Labour’s shadow Cabinet Office minister Rachel Reeves hopes the reopening of Appledore Shipyard signals a bright future for the next generation.

Ms Reeves met with trade union representatives ahead of her appearance at Appledore Drive-in Book Festival on Friday (September 18) to discuss the reopening of the shipyard and how the coronavirus pandemic has affected jobs in North Devon.

The Leeds West MP met with representatives from GMB and Unite, who laid out their hopes for the future of the shipyard, which was acquired by Harland and Wolff owner Infrastrata last month.

She said: “Right now we’re facing a torrid time for jobs particularly in Devon and the South West with coronavirus. It’s a reminder that we need to build our economy on top of strong foundations.

“Traditionally there have been high-skilled, high-paid, secure jobs at the shipyard and in other manufacturing jobs, but many have been lost in the region, and a Labour government is determined to rebuild that sector.

“We’ve seen during this crisis that our failure to invest in manufacturing and textiles meant that the sixth-richest country in the world wasn’t able to produce the PPE that those on the frontline needed.

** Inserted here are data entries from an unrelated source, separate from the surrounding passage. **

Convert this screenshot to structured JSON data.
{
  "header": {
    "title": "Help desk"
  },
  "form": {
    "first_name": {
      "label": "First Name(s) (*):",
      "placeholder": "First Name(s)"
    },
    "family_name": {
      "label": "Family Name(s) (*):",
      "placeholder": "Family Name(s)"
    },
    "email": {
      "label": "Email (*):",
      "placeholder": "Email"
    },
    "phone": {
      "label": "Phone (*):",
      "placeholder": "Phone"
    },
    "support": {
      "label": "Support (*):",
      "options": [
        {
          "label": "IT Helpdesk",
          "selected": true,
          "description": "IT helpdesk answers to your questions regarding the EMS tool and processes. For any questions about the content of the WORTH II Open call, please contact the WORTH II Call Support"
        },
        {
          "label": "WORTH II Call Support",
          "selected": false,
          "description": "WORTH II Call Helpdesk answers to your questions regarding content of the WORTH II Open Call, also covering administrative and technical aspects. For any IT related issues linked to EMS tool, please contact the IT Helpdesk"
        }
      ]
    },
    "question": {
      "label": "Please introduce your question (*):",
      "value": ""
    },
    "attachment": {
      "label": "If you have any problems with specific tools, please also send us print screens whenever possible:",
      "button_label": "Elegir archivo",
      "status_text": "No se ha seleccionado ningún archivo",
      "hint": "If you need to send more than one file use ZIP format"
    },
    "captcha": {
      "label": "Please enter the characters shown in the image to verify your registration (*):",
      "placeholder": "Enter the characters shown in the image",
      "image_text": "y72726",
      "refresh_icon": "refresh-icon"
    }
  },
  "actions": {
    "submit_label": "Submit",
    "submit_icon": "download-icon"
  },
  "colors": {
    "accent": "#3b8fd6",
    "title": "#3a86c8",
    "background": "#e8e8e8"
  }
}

“Similarly we need to ensure we have a capability and capacity to build ships in this country, and that means investing in skills and investing in manufacturing sector including here in Appledore.

“It’s really important that peoples’ skills aren’t being laid to waste and that we’re not failing to invest in the next generation and that means ensuring there are good quality jobs with security for the future.

“That’s what I’ve been saying to the reps I’ve been speaking to today and that’s the sort of future that Labour want to see in Appledore and other places as well.”

Ms Reeves also called on the Government to be more flexible with the furlough scheme, which is set to end in October, to help protect the economy in places such as North Devon.

She said: “This is one of the most beautiful parts of the country and a lot of tourists come here, but it has been a challenge.

“We’re now looking at potential further lockdown restrictions coming in and people in the hotel sector and restaurants and bars are very worried about the future.

“We’re worried that come the end of October when the furlough scheme comes to an end that certain sectors of the economy are going to struggle and as a result we’re going to see job losses increase further.

“We think the Government needs to be more flexible with that furlough support scheme to ensure that we’re not looking down the barrel of mass unemployment.”

Ms Reeves was talking to the Gazette ahead of her appearance at Appledore Book Festival, where she was set to discuss her 2019 book Women of Westminster: The MPs who changed politics with North Devon MP Selaine Saxby.

The book celebrates the inspirational achievements of women in parliament over the course of the last 100 years.

Ms Reeves said: “It’s absolutely brilliant that Appledore have managed to find a way to make this festival work. Looking on social media this morning about some of the events that have taken place, it looks like it’s going really well so I’m really looking forward to speaking.

“There’s been huge change in the last 100 years. 100 years ago there was just one woman in parliament, when I was born just over 40 years ago there were 19 women in parliament and today there are 220 of us, so we’ve seen huge change in the last century and in my lifetime.

“But there are still twice as many men in parliament as women and you can still feel that and see that in the chamber. Certainly during the coronavirus and the press conferences we saw it was a very male dominated affair.

“I think we get better decision making and more talent if you look beyond a narrow pool of white, upper-middle class men, so I hope more women will come through the political system.

“All parties pay lip service to it but we need more women right at the top of our politics.”